=== About this task ===
Please copy all of the data that follows exactly, leaving any pictures out.

(Page and application data records)

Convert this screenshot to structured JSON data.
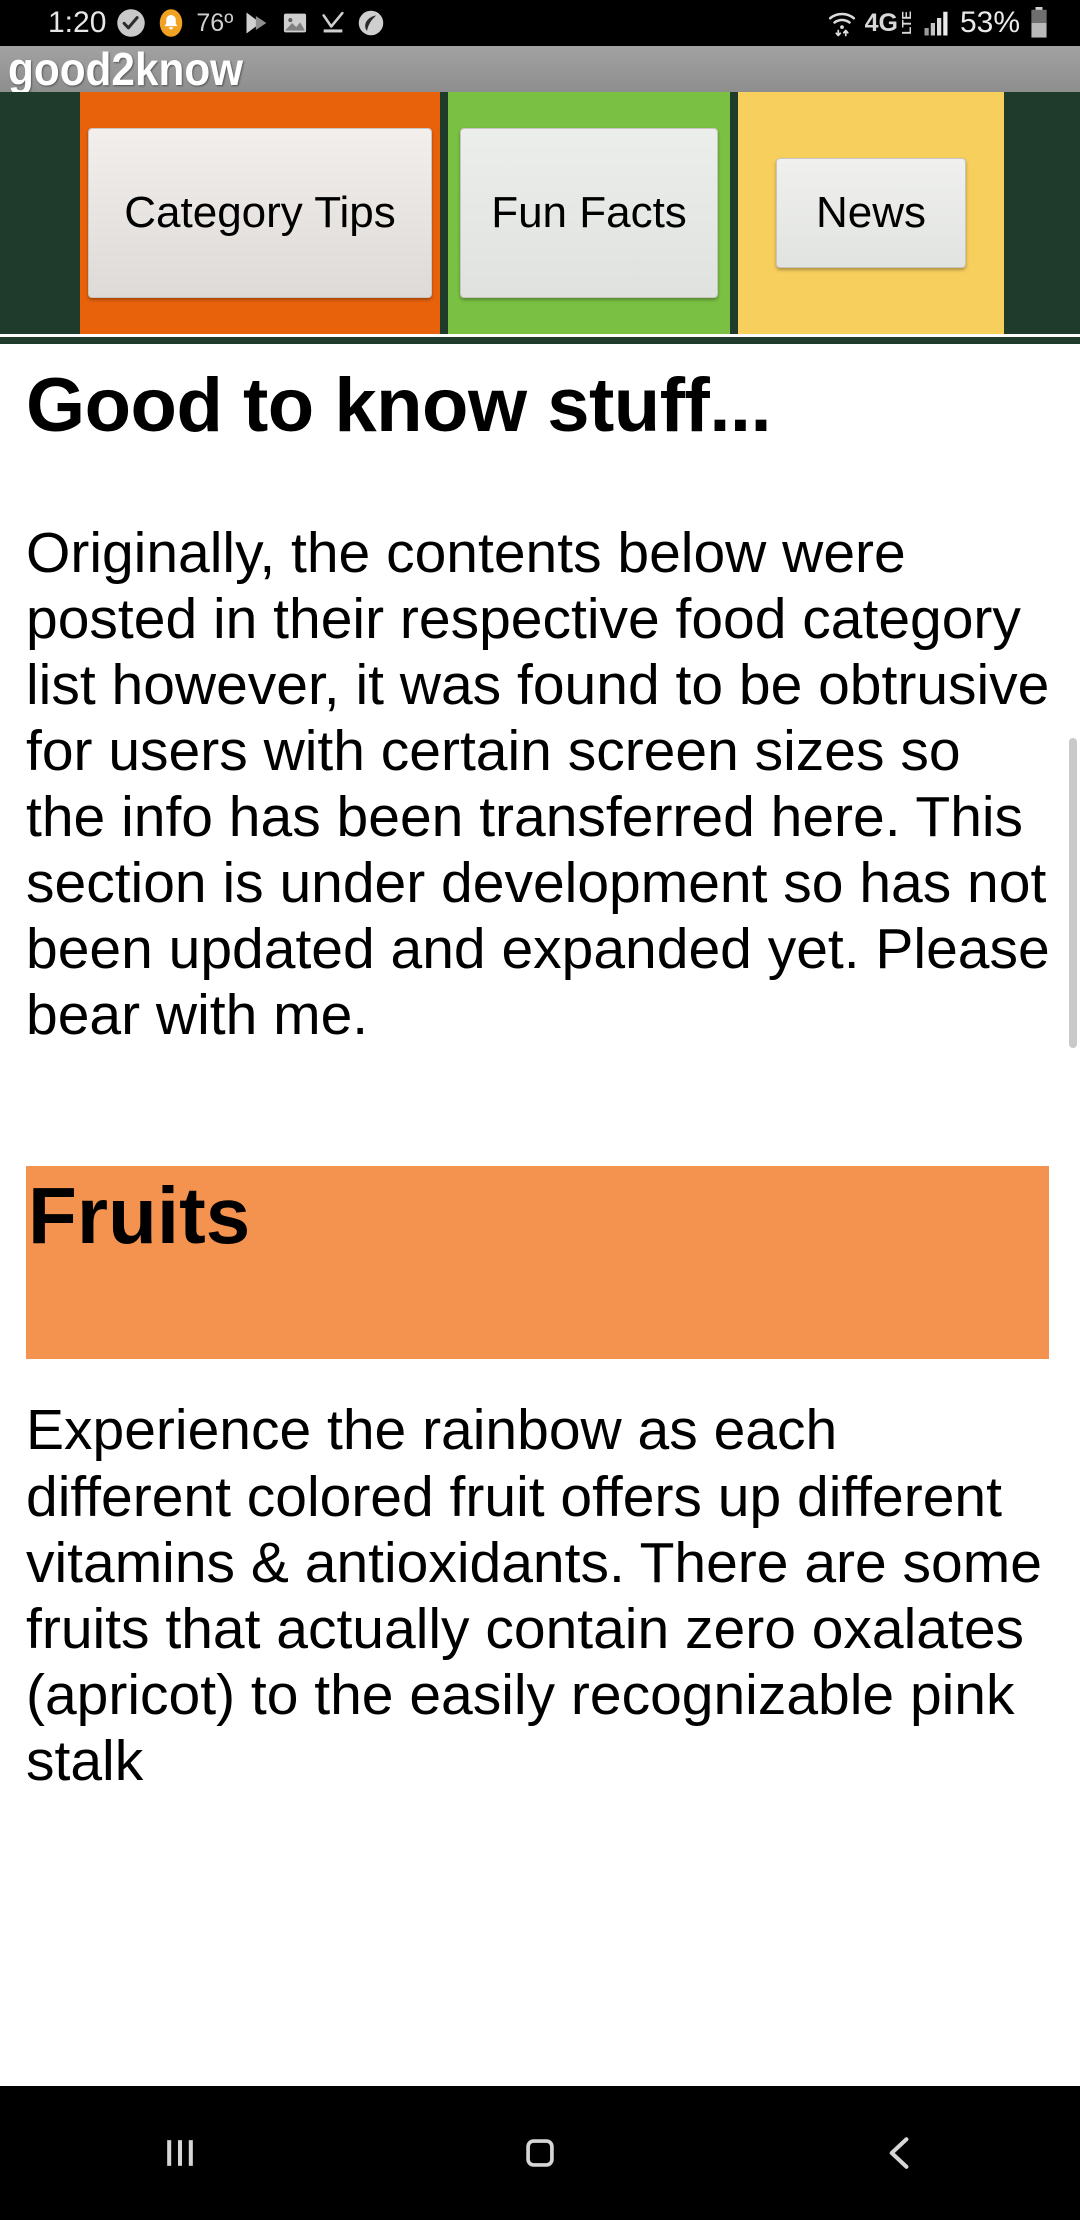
{
  "status_bar": {
    "time": "1:20",
    "temperature": "76º",
    "battery_percent": "53%",
    "network_type": "4G",
    "network_subtype": "LTE",
    "icons": [
      "check-circle-icon",
      "bell-icon",
      "fast-forward-icon",
      "image-icon",
      "download-check-icon",
      "leaf-icon",
      "wifi-icon",
      "signal-bars-icon",
      "battery-icon"
    ]
  },
  "app": {
    "title": "good2know"
  },
  "tabs": [
    {
      "label": "Category Tips",
      "accent": "#e8620c",
      "selected": true
    },
    {
      "label": "Fun Facts",
      "accent": "#7ac143",
      "selected": false
    },
    {
      "label": "News",
      "accent": "#f7cf5d",
      "selected": false
    }
  ],
  "page": {
    "title": "Good to know stuff...",
    "intro": "Originally, the contents below were posted in their respective food category list however, it was found to be obtrusive for users with certain screen sizes so the info has been transferred here. This section is under development so has not been updated and expanded yet. Please bear with me."
  },
  "sections": [
    {
      "heading": "Fruits",
      "banner_color": "#f4934f",
      "text": "Experience the rainbow as each different colored fruit offers up different vitamins & antioxidants. There are some fruits that actually contain zero oxalates (apricot) to the easily recognizable pink stalk"
    }
  ],
  "nav_bar": {
    "recents_label": "recent-apps",
    "home_label": "home",
    "back_label": "back"
  },
  "colors": {
    "tab_bar_background": "#1e3b2b",
    "title_bar": "#999999",
    "fruits_banner": "#f4934f",
    "orange_tab": "#e8620c",
    "green_tab": "#7ac143",
    "yellow_tab": "#f7cf5d"
  }
}
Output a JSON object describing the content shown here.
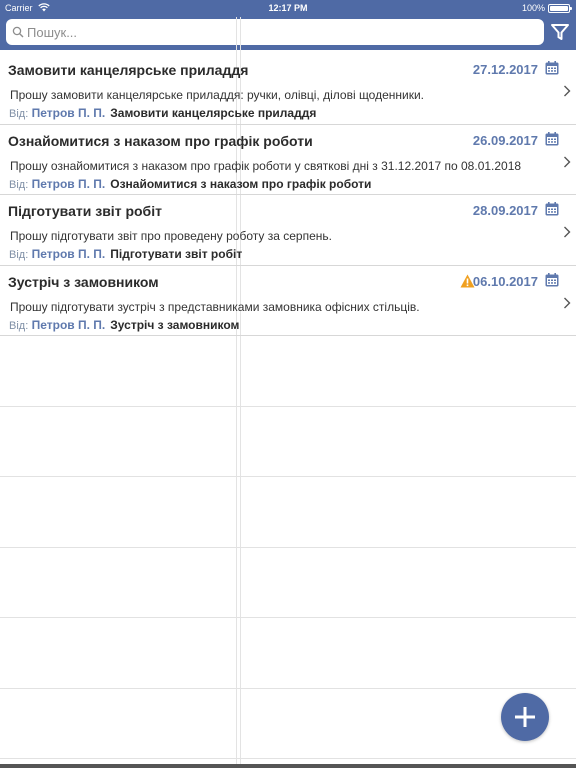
{
  "status_bar": {
    "carrier": "Carrier",
    "time": "12:17 PM",
    "battery_percent": "100%"
  },
  "search": {
    "placeholder": "Пошук..."
  },
  "colors": {
    "accent": "#4f6aa5",
    "date": "#5f79ad",
    "warning": "#f0a020"
  },
  "icons": [
    "wifi-icon",
    "battery-icon",
    "search-icon",
    "filter-icon",
    "calendar-icon",
    "warning-icon",
    "chevron-right-icon",
    "plus-icon"
  ],
  "tasks": [
    {
      "title": "Замовити канцелярське приладдя",
      "date": "27.12.2017",
      "description": "Прошу замовити канцелярське приладдя: ручки, олівці, ділові щоденники.",
      "from_label": "Від:",
      "from_name": "Петров П. П.",
      "subject": "Замовити канцелярське приладдя",
      "warning": false
    },
    {
      "title": "Ознайомитися з наказом про графік роботи",
      "date": "26.09.2017",
      "description": "Прошу ознайомитися з наказом про графік роботи у святкові дні з 31.12.2017 по 08.01.2018",
      "from_label": "Від:",
      "from_name": "Петров П. П.",
      "subject": "Ознайомитися з наказом про графік роботи",
      "warning": false
    },
    {
      "title": "Підготувати звіт робіт",
      "date": "28.09.2017",
      "description": "Прошу підготувати звіт про проведену роботу за серпень.",
      "from_label": "Від:",
      "from_name": "Петров П. П.",
      "subject": "Підготувати звіт робіт",
      "warning": false
    },
    {
      "title": "Зустріч з замовником",
      "date": "06.10.2017",
      "description": "Прошу підготувати зустріч з представниками замовника офісних стільців.",
      "from_label": "Від:",
      "from_name": "Петров П. П.",
      "subject": "Зустріч з замовником",
      "warning": true
    }
  ]
}
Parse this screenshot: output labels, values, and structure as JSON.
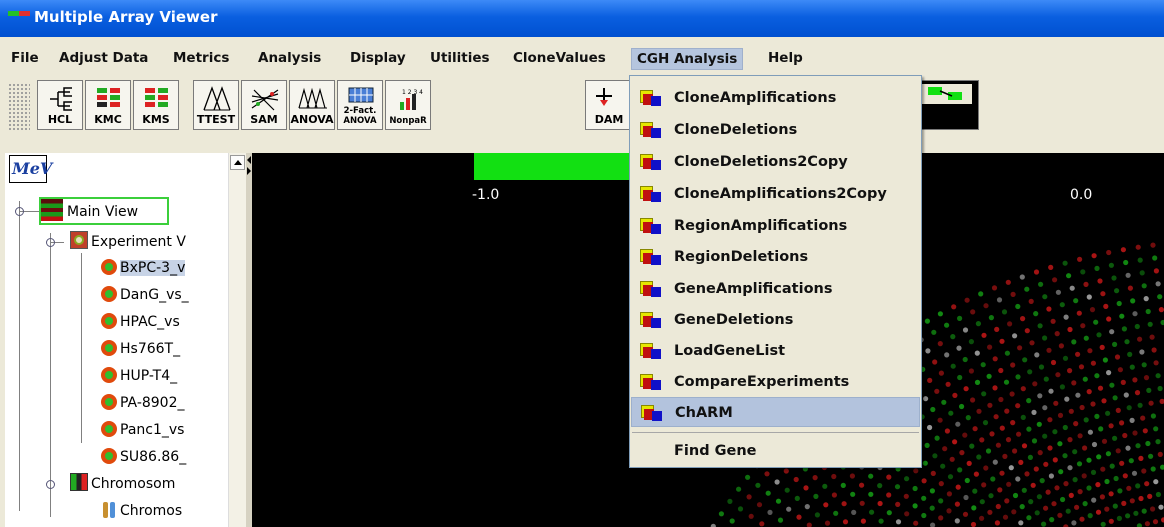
{
  "window": {
    "title": "Multiple Array Viewer"
  },
  "menubar": {
    "items": [
      "File",
      "Adjust Data",
      "Metrics",
      "Analysis",
      "Display",
      "Utilities",
      "CloneValues",
      "CGH Analysis",
      "Help"
    ],
    "active": "CGH Analysis"
  },
  "toolbar": {
    "buttons": [
      "HCL",
      "KMC",
      "KMS",
      "TTEST",
      "SAM",
      "ANOVA",
      "2-Fact. ANOVA",
      "NonpaR",
      "DAM"
    ]
  },
  "tree": {
    "logo": "MeV",
    "main_view": "Main View",
    "experiment": "Experiment V",
    "experiments": [
      "BxPC-3_v",
      "DanG_vs_",
      "HPAC_vs",
      "Hs766T_",
      "HUP-T4_",
      "PA-8902_",
      "Panc1_vs",
      "SU86.86_"
    ],
    "chromosome": "Chromosom",
    "chromosome_child": "Chromos"
  },
  "canvas": {
    "scale_min": "-1.0",
    "scale_max": "0.0"
  },
  "cgh_menu": {
    "items": [
      "CloneAmplifications",
      "CloneDeletions",
      "CloneDeletions2Copy",
      "CloneAmplifications2Copy",
      "RegionAmplifications",
      "RegionDeletions",
      "GeneAmplifications",
      "GeneDeletions",
      "LoadGeneList",
      "CompareExperiments",
      "ChARM"
    ],
    "highlighted": "ChARM",
    "find_gene": "Find Gene"
  },
  "colors": {
    "titlebar": "#0a5fe0",
    "highlight": "#b3c3dd",
    "scale_green": "#12e012"
  }
}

=== Task solution ===
Convert this screenshot to structured JSON data.
{
  "status_bar": {
    "time": "1:20",
    "temperature": "76º",
    "battery_percent": "53%",
    "network_type": "4G",
    "network_subtype": "LTE",
    "icons": [
      "check-circle-icon",
      "bell-icon",
      "fast-forward-icon",
      "image-icon",
      "download-check-icon",
      "leaf-icon",
      "wifi-icon",
      "signal-bars-icon",
      "battery-icon"
    ]
  },
  "app": {
    "title": "good2know"
  },
  "tabs": [
    {
      "label": "Category Tips",
      "accent": "#e8620c",
      "selected": true
    },
    {
      "label": "Fun Facts",
      "accent": "#7ac143",
      "selected": false
    },
    {
      "label": "News",
      "accent": "#f7cf5d",
      "selected": false
    }
  ],
  "page": {
    "title": "Good to know stuff...",
    "intro": "Originally, the contents below were posted in their respective food category list however, it was found to be obtrusive for users with certain screen sizes so the info has been transferred here. This section is under development so has not been updated and expanded yet. Please bear with me."
  },
  "sections": [
    {
      "heading": "Fruits",
      "banner_color": "#f4934f",
      "text": "Experience the rainbow as each different colored fruit offers up different vitamins & antioxidants. There are some fruits that actually contain zero oxalates (apricot) to the easily recognizable pink stalk"
    }
  ],
  "nav_bar": {
    "recents_label": "recent-apps",
    "home_label": "home",
    "back_label": "back"
  },
  "colors": {
    "tab_bar_background": "#1e3b2b",
    "title_bar": "#999999",
    "fruits_banner": "#f4934f",
    "orange_tab": "#e8620c",
    "green_tab": "#7ac143",
    "yellow_tab": "#f7cf5d"
  }
}
Output a JSON object describing the content shown here.
{
  "status_bar": {
    "carrier": "Carrier",
    "time": "12:17 PM",
    "battery_percent": "100%"
  },
  "search": {
    "placeholder": "Пошук..."
  },
  "colors": {
    "accent": "#4f6aa5",
    "date": "#5f79ad",
    "warning": "#f0a020"
  },
  "icons": [
    "wifi-icon",
    "battery-icon",
    "search-icon",
    "filter-icon",
    "calendar-icon",
    "warning-icon",
    "chevron-right-icon",
    "plus-icon"
  ],
  "tasks": [
    {
      "title": "Замовити канцелярське приладдя",
      "date": "27.12.2017",
      "description": "Прошу замовити канцелярське приладдя: ручки, олівці, ділові щоденники.",
      "from_label": "Від:",
      "from_name": "Петров П. П.",
      "subject": "Замовити канцелярське приладдя",
      "warning": false
    },
    {
      "title": "Ознайомитися з наказом про графік роботи",
      "date": "26.09.2017",
      "description": "Прошу ознайомитися з наказом про графік роботи у святкові дні з 31.12.2017 по 08.01.2018",
      "from_label": "Від:",
      "from_name": "Петров П. П.",
      "subject": "Ознайомитися з наказом про графік роботи",
      "warning": false
    },
    {
      "title": "Підготувати звіт робіт",
      "date": "28.09.2017",
      "description": "Прошу підготувати звіт про проведену роботу за серпень.",
      "from_label": "Від:",
      "from_name": "Петров П. П.",
      "subject": "Підготувати звіт робіт",
      "warning": false
    },
    {
      "title": "Зустріч з замовником",
      "date": "06.10.2017",
      "description": "Прошу підготувати зустріч з представниками замовника офісних стільців.",
      "from_label": "Від:",
      "from_name": "Петров П. П.",
      "subject": "Зустріч з замовником",
      "warning": true
    }
  ]
}
Parse this screenshot: output labels, values, and structure as JSON.
{
  "window": {
    "title": "Multiple Array Viewer"
  },
  "menubar": {
    "items": [
      "File",
      "Adjust Data",
      "Metrics",
      "Analysis",
      "Display",
      "Utilities",
      "CloneValues",
      "CGH Analysis",
      "Help"
    ],
    "active": "CGH Analysis"
  },
  "toolbar": {
    "buttons": [
      "HCL",
      "KMC",
      "KMS",
      "TTEST",
      "SAM",
      "ANOVA",
      "2-Fact. ANOVA",
      "NonpaR",
      "DAM"
    ]
  },
  "tree": {
    "logo": "MeV",
    "main_view": "Main View",
    "experiment": "Experiment V",
    "experiments": [
      "BxPC-3_v",
      "DanG_vs_",
      "HPAC_vs",
      "Hs766T_",
      "HUP-T4_",
      "PA-8902_",
      "Panc1_vs",
      "SU86.86_"
    ],
    "chromosome": "Chromosom",
    "chromosome_child": "Chromos"
  },
  "canvas": {
    "scale_min": "-1.0",
    "scale_max": "0.0"
  },
  "cgh_menu": {
    "items": [
      "CloneAmplifications",
      "CloneDeletions",
      "CloneDeletions2Copy",
      "CloneAmplifications2Copy",
      "RegionAmplifications",
      "RegionDeletions",
      "GeneAmplifications",
      "GeneDeletions",
      "LoadGeneList",
      "CompareExperiments",
      "ChARM"
    ],
    "highlighted": "ChARM",
    "find_gene": "Find Gene"
  },
  "colors": {
    "titlebar": "#0a5fe0",
    "highlight": "#b3c3dd",
    "scale_green": "#12e012"
  }
}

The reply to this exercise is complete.